TASK BRIEF:
Determine which lines of the records include the word "vadim", and copy them.
-------------------------
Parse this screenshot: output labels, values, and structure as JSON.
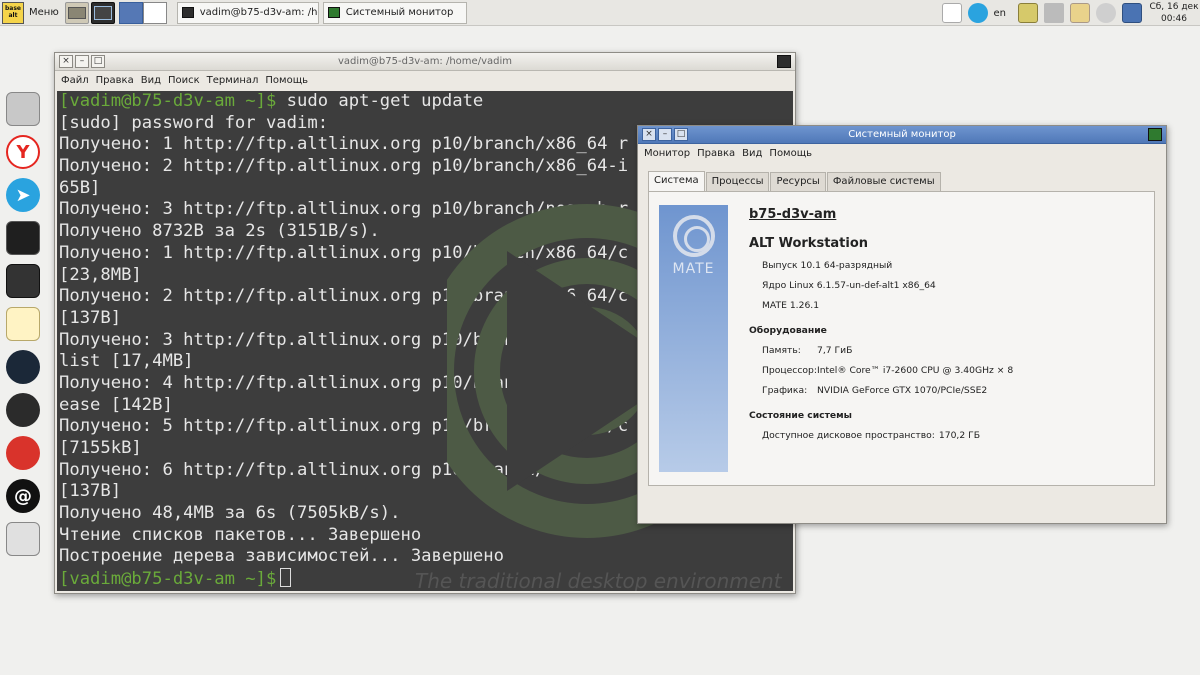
{
  "panel": {
    "menu_label": "Меню",
    "tasks": [
      "vadim@b75-d3v-am: /hom...",
      "Системный монитор"
    ],
    "lang": "en",
    "date": "Сб, 16 дек",
    "time": "00:46",
    "logo_text": "base alt"
  },
  "dock": {
    "icons": [
      "file-manager-icon",
      "yandex-browser-icon",
      "telegram-icon",
      "terminal-icon",
      "app-tiles-icon",
      "text-editor-icon",
      "steam-icon",
      "obs-icon",
      "red-app-icon",
      "at-app-icon",
      "package-installer-icon"
    ]
  },
  "terminal": {
    "title": "vadim@b75-d3v-am: /home/vadim",
    "menu": [
      "Файл",
      "Правка",
      "Вид",
      "Поиск",
      "Терминал",
      "Помощь"
    ],
    "prompt": "[vadim@b75-d3v-am ~]$",
    "command": " sudo apt-get update",
    "lines": [
      "[sudo] password for vadim:",
      "Получено: 1 http://ftp.altlinux.org p10/branch/x86_64 r",
      "Получено: 2 http://ftp.altlinux.org p10/branch/x86_64-i",
      "65B]",
      "Получено: 3 http://ftp.altlinux.org p10/branch/noarch r",
      "Получено 8732B за 2s (3151B/s).",
      "Получено: 1 http://ftp.altlinux.org p10/branch/x86_64/c",
      "[23,8MB]",
      "Получено: 2 http://ftp.altlinux.org p10/branch/x86_64/c",
      "[137B]",
      "Получено: 3 http://ftp.altlinux.org p10/branch/x86_64-i",
      "list [17,4MB]",
      "Получено: 4 http://ftp.altlinux.org p10/branch/x86_64-i",
      "ease [142B]",
      "Получено: 5 http://ftp.altlinux.org p10/branch/noarch/c",
      "[7155kB]",
      "Получено: 6 http://ftp.altlinux.org p10/branch/noarch/c",
      "[137B]",
      "Получено 48,4MB за 6s (7505kB/s).",
      "Чтение списков пакетов... Завершено",
      "Построение дерева зависимостей... Завершено"
    ],
    "watermark": "The traditional desktop environment"
  },
  "monitor": {
    "title": "Системный монитор",
    "menu": [
      "Монитор",
      "Правка",
      "Вид",
      "Помощь"
    ],
    "tabs": [
      "Система",
      "Процессы",
      "Ресурсы",
      "Файловые системы"
    ],
    "logo_label": "MATE",
    "hostname": "b75-d3v-am",
    "distro": "ALT Workstation",
    "release": "Выпуск 10.1 64-разрядный",
    "kernel": "Ядро Linux 6.1.57-un-def-alt1 x86_64",
    "mate_version": "MATE 1.26.1",
    "hardware_title": "Оборудование",
    "memory_label": "Память:",
    "memory_value": "7,7 ГиБ",
    "cpu_label": "Процессор:",
    "cpu_value": "Intel® Core™ i7-2600 CPU @ 3.40GHz × 8",
    "gpu_label": "Графика:",
    "gpu_value": "NVIDIA GeForce GTX 1070/PCIe/SSE2",
    "status_title": "Состояние системы",
    "disk_label": "Доступное дисковое пространство:",
    "disk_value": "170,2 ГБ"
  }
}
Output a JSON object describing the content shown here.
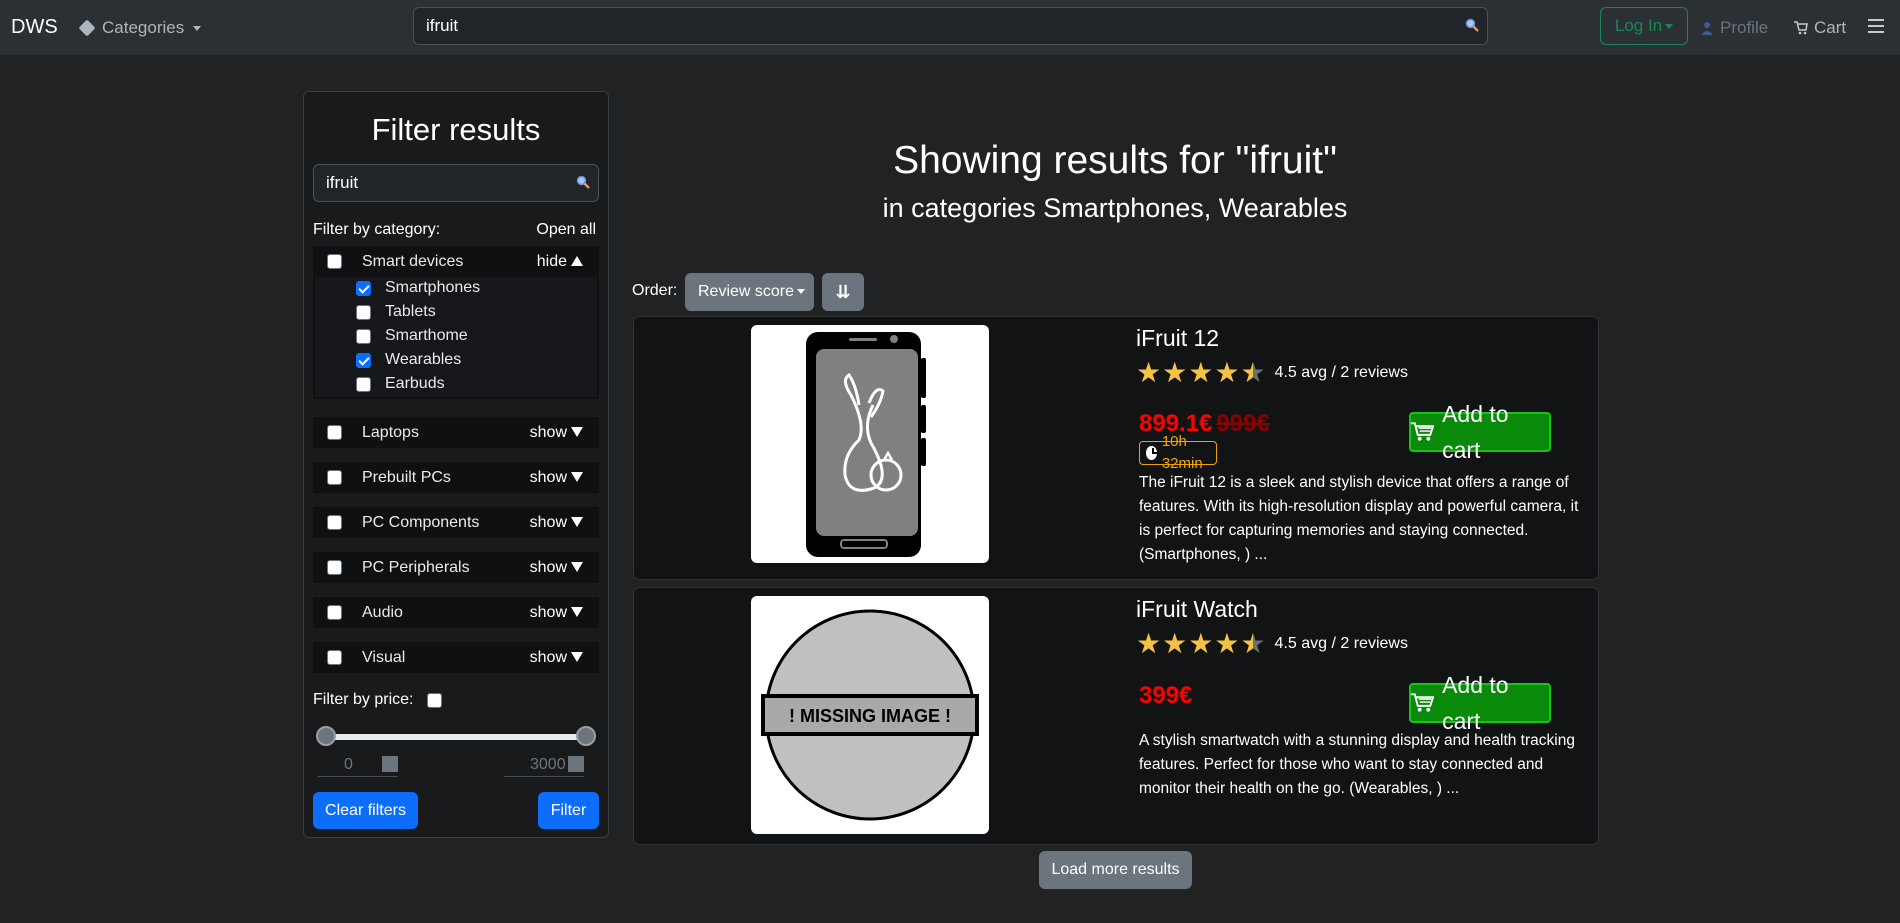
{
  "navbar": {
    "brand": "DWS",
    "categories_label": "Categories",
    "search_value": "ifruit",
    "login_label": "Log In",
    "profile_label": "Profile",
    "cart_label": "Cart"
  },
  "sidebar": {
    "title": "Filter results",
    "search_value": "ifruit",
    "filter_by_category": "Filter by category:",
    "open_all": "Open all",
    "categories": [
      {
        "label": "Smart devices",
        "toggle": "hide",
        "expanded": true
      },
      {
        "label": "Laptops",
        "toggle": "show"
      },
      {
        "label": "Prebuilt PCs",
        "toggle": "show"
      },
      {
        "label": "PC Components",
        "toggle": "show"
      },
      {
        "label": "PC Peripherals",
        "toggle": "show"
      },
      {
        "label": "Audio",
        "toggle": "show"
      },
      {
        "label": "Visual",
        "toggle": "show"
      }
    ],
    "subcategories": [
      {
        "label": "Smartphones",
        "checked": true
      },
      {
        "label": "Tablets",
        "checked": false
      },
      {
        "label": "Smarthome",
        "checked": false
      },
      {
        "label": "Wearables",
        "checked": true
      },
      {
        "label": "Earbuds",
        "checked": false
      }
    ],
    "filter_by_price": "Filter by price:",
    "price_min": "0",
    "price_max": "3000",
    "clear_label": "Clear filters",
    "filter_label": "Filter"
  },
  "main": {
    "heading": "Showing results for \"ifruit\"",
    "subheading": "in categories Smartphones, Wearables",
    "order_label": "Order:",
    "order_value": "Review score",
    "order_dir_icon": "⇊",
    "load_more": "Load more results"
  },
  "products": [
    {
      "title": "iFruit 12",
      "rating_text": "4.5 avg / 2 reviews",
      "rating": 4.5,
      "price": "899.1€",
      "old_price": "999€",
      "timer": "10h 32min",
      "add_label": "Add to cart",
      "description": "The iFruit 12 is a sleek and stylish device that offers a range of features. With its high-resolution display and powerful camera, it is perfect for capturing memories and staying connected. (Smartphones, ) ..."
    },
    {
      "title": "iFruit Watch",
      "rating_text": "4.5 avg / 2 reviews",
      "rating": 4.5,
      "price": "399€",
      "add_label": "Add to cart",
      "missing_image_text": "! MISSING IMAGE !",
      "description": "A stylish smartwatch with a stunning display and health tracking features. Perfect for those who want to stay connected and monitor their health on the go. (Wearables, ) ..."
    }
  ],
  "colors": {
    "page_bg": "#202224",
    "navbar_bg": "#2b3035",
    "price_red": "#ff0000",
    "add_green": "#0a8a0a",
    "star_yellow": "#f5c344",
    "primary_blue": "#0d6efd"
  },
  "icons": {
    "categories": "tag-icon",
    "search": "search-icon",
    "profile": "user-icon",
    "cart": "cart-icon",
    "menu": "hamburger-icon",
    "timer": "clock-icon"
  }
}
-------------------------
YOUR RESPONSE:
      "vadim@b75-d3v-am: /hom...",
    "title": "vadim@b75-d3v-am: /home/vadim",
    "prompt": "[vadim@b75-d3v-am ~]$",
      "[sudo] password for vadim:",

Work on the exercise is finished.